## [WORK INSTRUCTIONS]
Collect every line in the records below that contains the word "content".

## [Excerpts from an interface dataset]
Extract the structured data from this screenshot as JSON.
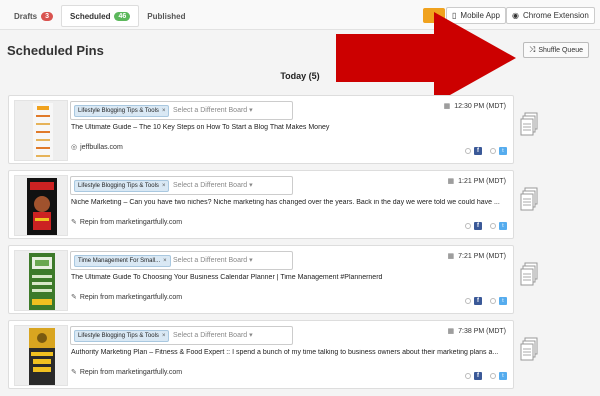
{
  "tabs": [
    {
      "label": "Drafts",
      "count": "3"
    },
    {
      "label": "Scheduled",
      "count": "46"
    },
    {
      "label": "Published"
    }
  ],
  "top_buttons": {
    "mobile_app": "Mobile App",
    "chrome_extension": "Chrome Extension"
  },
  "page": {
    "title": "Scheduled Pins",
    "day_heading": "Today (5)",
    "shuffle_label": "Shuffle Queue"
  },
  "board_placeholder": "Select a Different Board",
  "pins": [
    {
      "board": "Lifestyle Blogging Tips & Tools",
      "time": "12:30 PM (MDT)",
      "description": "The Ultimate Guide – The 10 Key Steps on How To Start a Blog That Makes Money",
      "source": "jeffbullas.com",
      "source_icon": "globe-icon"
    },
    {
      "board": "Lifestyle Blogging Tips & Tools",
      "time": "1:21 PM (MDT)",
      "description": "Niche Marketing – Can you have two niches? Niche marketing has changed over the years. Back in the day we were told we could have ...",
      "source": "Repin from marketingartfully.com",
      "source_icon": "pin-icon"
    },
    {
      "board": "Time Management For Small...",
      "time": "7:21 PM (MDT)",
      "description": "The Ultimate Guide To Choosing Your Business Calendar Planner | Time Management #Plannernerd",
      "source": "Repin from marketingartfully.com",
      "source_icon": "pin-icon"
    },
    {
      "board": "Lifestyle Blogging Tips & Tools",
      "time": "7:38 PM (MDT)",
      "description": "Authority Marketing Plan – Fitness & Food Expert :: I spend a bunch of my time talking to business owners about their marketing plans a...",
      "source": "Repin from marketingartfully.com",
      "source_icon": "pin-icon"
    }
  ],
  "colors": {
    "arrow": "#cc0000",
    "drafts_badge": "#d9534f",
    "scheduled_badge": "#5cb85c",
    "facebook": "#3b5998",
    "twitter": "#55acee"
  }
}
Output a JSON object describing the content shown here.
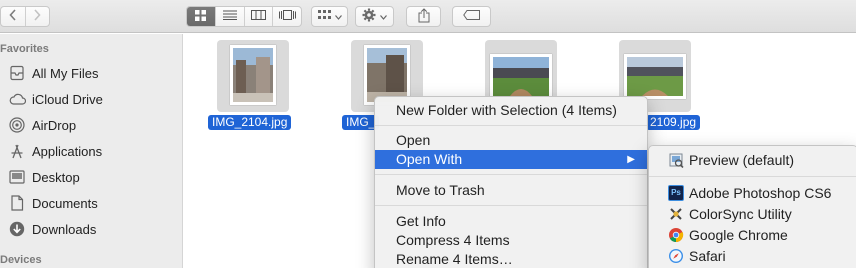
{
  "toolbar": {
    "back_icon": "chevron-left-icon",
    "forward_icon": "chevron-right-icon",
    "views": [
      "icon-view",
      "list-view",
      "column-view",
      "cover-flow-view"
    ],
    "arrange_icon": "grid-arrange-icon",
    "action_icon": "gear-icon",
    "share_icon": "share-icon",
    "tag_icon": "tag-icon"
  },
  "sidebar": {
    "favorites_header": "Favorites",
    "items": [
      {
        "label": "All My Files",
        "icon": "all-files-icon"
      },
      {
        "label": "iCloud Drive",
        "icon": "cloud-icon"
      },
      {
        "label": "AirDrop",
        "icon": "airdrop-icon"
      },
      {
        "label": "Applications",
        "icon": "applications-icon"
      },
      {
        "label": "Desktop",
        "icon": "desktop-icon"
      },
      {
        "label": "Documents",
        "icon": "documents-icon"
      },
      {
        "label": "Downloads",
        "icon": "downloads-icon"
      }
    ],
    "devices_header": "Devices"
  },
  "files": [
    {
      "name": "IMG_2104.jpg"
    },
    {
      "name": "IMG_"
    },
    {
      "name": ""
    },
    {
      "name": "2109.jpg"
    }
  ],
  "context_menu": {
    "items": [
      {
        "label": "New Folder with Selection (4 Items)"
      },
      {
        "label": "Open"
      },
      {
        "label": "Open With"
      },
      {
        "label": "Move to Trash"
      },
      {
        "label": "Get Info"
      },
      {
        "label": "Compress 4 Items"
      },
      {
        "label": "Rename 4 Items…"
      }
    ],
    "submenu_arrow": "▶"
  },
  "open_with_submenu": {
    "items": [
      {
        "label": "Preview (default)",
        "icon": "preview-app-icon"
      },
      {
        "label": "Adobe Photoshop CS6",
        "icon": "photoshop-app-icon",
        "icon_text": "Ps"
      },
      {
        "label": "ColorSync Utility",
        "icon": "colorsync-app-icon"
      },
      {
        "label": "Google Chrome",
        "icon": "chrome-app-icon"
      },
      {
        "label": "Safari",
        "icon": "safari-app-icon"
      }
    ]
  },
  "colors": {
    "selection": "#1f64d6",
    "menu_highlight": "#2f6fdd"
  }
}
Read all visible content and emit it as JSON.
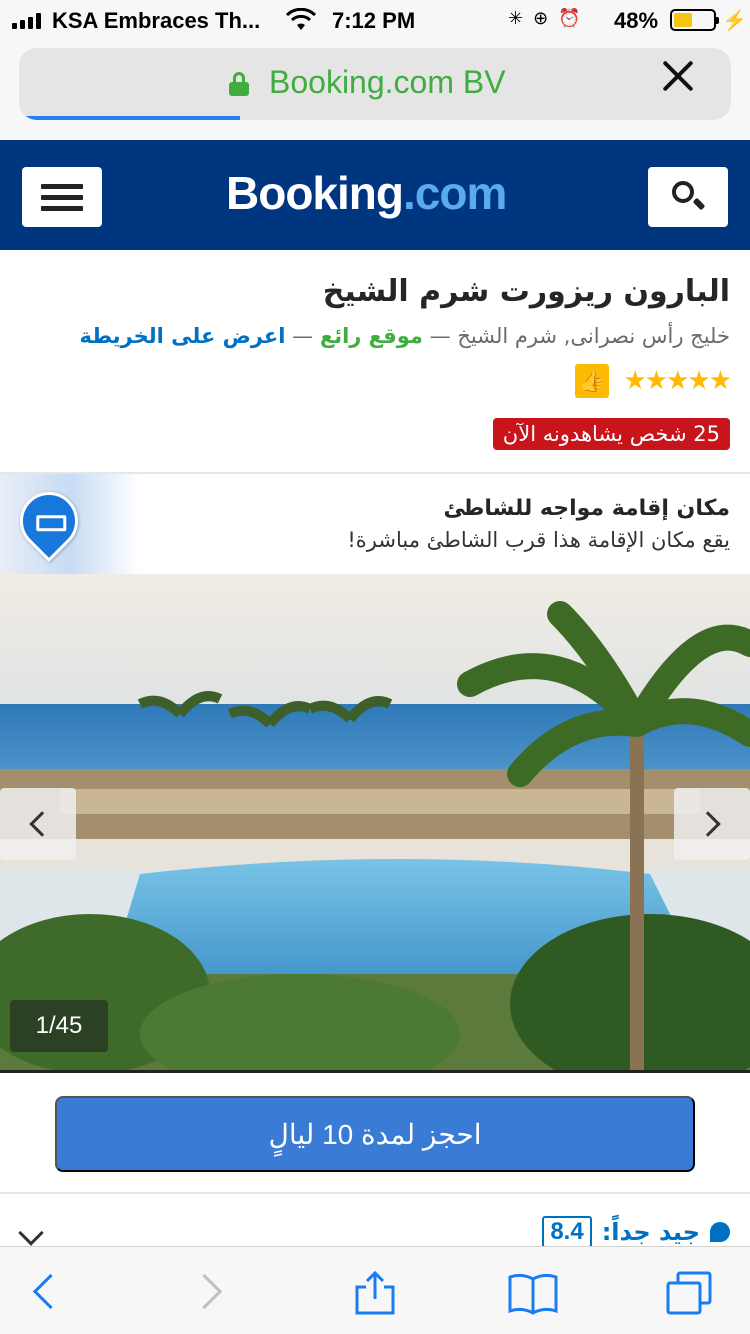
{
  "status_bar": {
    "carrier": "KSA Embraces Th...",
    "time": "7:12 PM",
    "battery_percent": "48%",
    "battery_level": 0.48
  },
  "browser": {
    "url_text": "Booking.com BV",
    "load_progress": 0.31
  },
  "header": {
    "logo_booking": "Booking",
    "logo_com": ".com"
  },
  "hotel": {
    "name": "البارون ريزورت شرم الشيخ",
    "address": "خليج رأس نصرانى, شرم الشيخ",
    "separator": "—",
    "location_label": "موقع رائع",
    "map_link": "اعرض على الخريطة",
    "stars": 5,
    "stars_glyphs": "★★★★★",
    "viewers": "25 شخص يشاهدونه الآن"
  },
  "beach_banner": {
    "title": "مكان إقامة مواجه للشاطئ",
    "subtitle": "يقع مكان الإقامة هذا قرب الشاطئ مباشرة!"
  },
  "gallery": {
    "counter": "1/45"
  },
  "reserve": {
    "button_label": "احجز لمدة 10 ليالٍ"
  },
  "review": {
    "label": "جيد جداً:",
    "score": "8.4"
  },
  "colors": {
    "brand_blue": "#003580",
    "accent_blue": "#0071c2",
    "green": "#3fad3f",
    "star_yellow": "#febb02",
    "badge_red": "#c8151c",
    "button_blue": "#3a7bd5"
  }
}
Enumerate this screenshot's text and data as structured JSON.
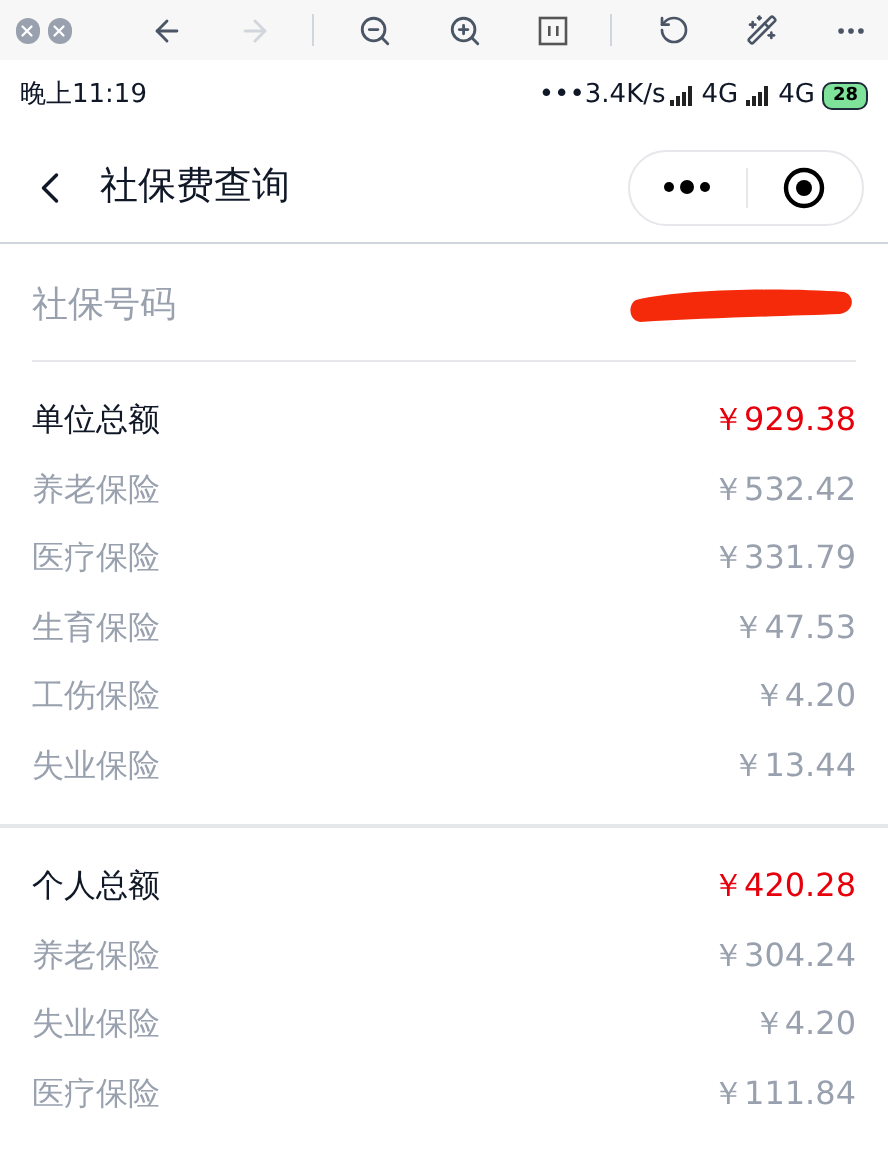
{
  "status_bar": {
    "time": "晚上11:19",
    "speed": "•••3.4K/s",
    "networks": [
      "4G",
      "4G"
    ],
    "battery": "28"
  },
  "nav": {
    "title": "社保费查询"
  },
  "id_row": {
    "label": "社保号码",
    "redacted": true
  },
  "sections": [
    {
      "total": {
        "label": "单位总额",
        "amount": "￥929.38"
      },
      "items": [
        {
          "label": "养老保险",
          "amount": "￥532.42"
        },
        {
          "label": "医疗保险",
          "amount": "￥331.79"
        },
        {
          "label": "生育保险",
          "amount": "￥47.53"
        },
        {
          "label": "工伤保险",
          "amount": "￥4.20"
        },
        {
          "label": "失业保险",
          "amount": "￥13.44"
        }
      ]
    },
    {
      "total": {
        "label": "个人总额",
        "amount": "￥420.28"
      },
      "items": [
        {
          "label": "养老保险",
          "amount": "￥304.24"
        },
        {
          "label": "失业保险",
          "amount": "￥4.20"
        },
        {
          "label": "医疗保险",
          "amount": "￥111.84"
        }
      ]
    }
  ]
}
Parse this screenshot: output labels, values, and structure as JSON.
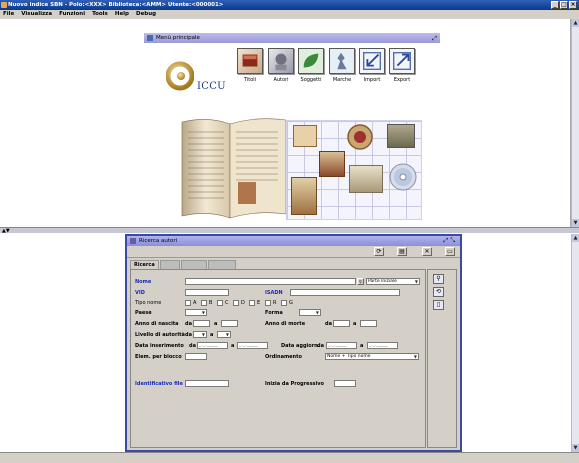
{
  "window": {
    "title": "Nuovo indice SBN - Polo:<XXX> Biblioteca:<AMM> Utente:<000001>"
  },
  "menubar": [
    "File",
    "Visualizza",
    "Funzioni",
    "Tools",
    "Help",
    "Debug"
  ],
  "menu_principale": {
    "title": "Menù principale",
    "logo_text": "ICCU",
    "tools": [
      {
        "label": "Titoli",
        "icon": "book-icon"
      },
      {
        "label": "Autori",
        "icon": "author-icon"
      },
      {
        "label": "Soggetti",
        "icon": "leaf-icon"
      },
      {
        "label": "Marche",
        "icon": "mark-icon"
      },
      {
        "label": "Import",
        "icon": "import-icon"
      },
      {
        "label": "Export",
        "icon": "export-icon"
      }
    ]
  },
  "ricerca_autori": {
    "title": "Ricerca autori",
    "tabs": [
      "Ricerca",
      "",
      "",
      ""
    ],
    "fields": {
      "nome": "Nome",
      "nome_option": "Parte Iniziale",
      "vid": "VID",
      "isadn": "ISADN",
      "tipo_nome": "Tipo nome",
      "tipo_options": [
        "A",
        "B",
        "C",
        "D",
        "E",
        "R",
        "G"
      ],
      "paese": "Paese",
      "forma": "Forma",
      "anno_nascita": "Anno di nascita",
      "anno_morte": "Anno di morte",
      "livello_autorita": "Livello di autorità",
      "data_inserimento": "Data inserimento",
      "data_aggiorn": "Data aggiorn.",
      "elem_blocco": "Elem. per blocco",
      "ordinamento": "Ordinamento",
      "ordinamento_value": "Nome + Tipo nome",
      "identificativo_file": "Identificativo file",
      "inizia_progressivo": "Inizia da Progressivo",
      "da": "da",
      "a": "a",
      "date_placeholder": "_._._____"
    }
  },
  "colors": {
    "titlebar": "#0a3a8c",
    "frame_border": "#3a4aa8",
    "link_blue": "#1a2ab8"
  }
}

## [WORKED SOLUTION]
Output a JSON object describing the content shown here.
Read all visible content and emit it as JSON.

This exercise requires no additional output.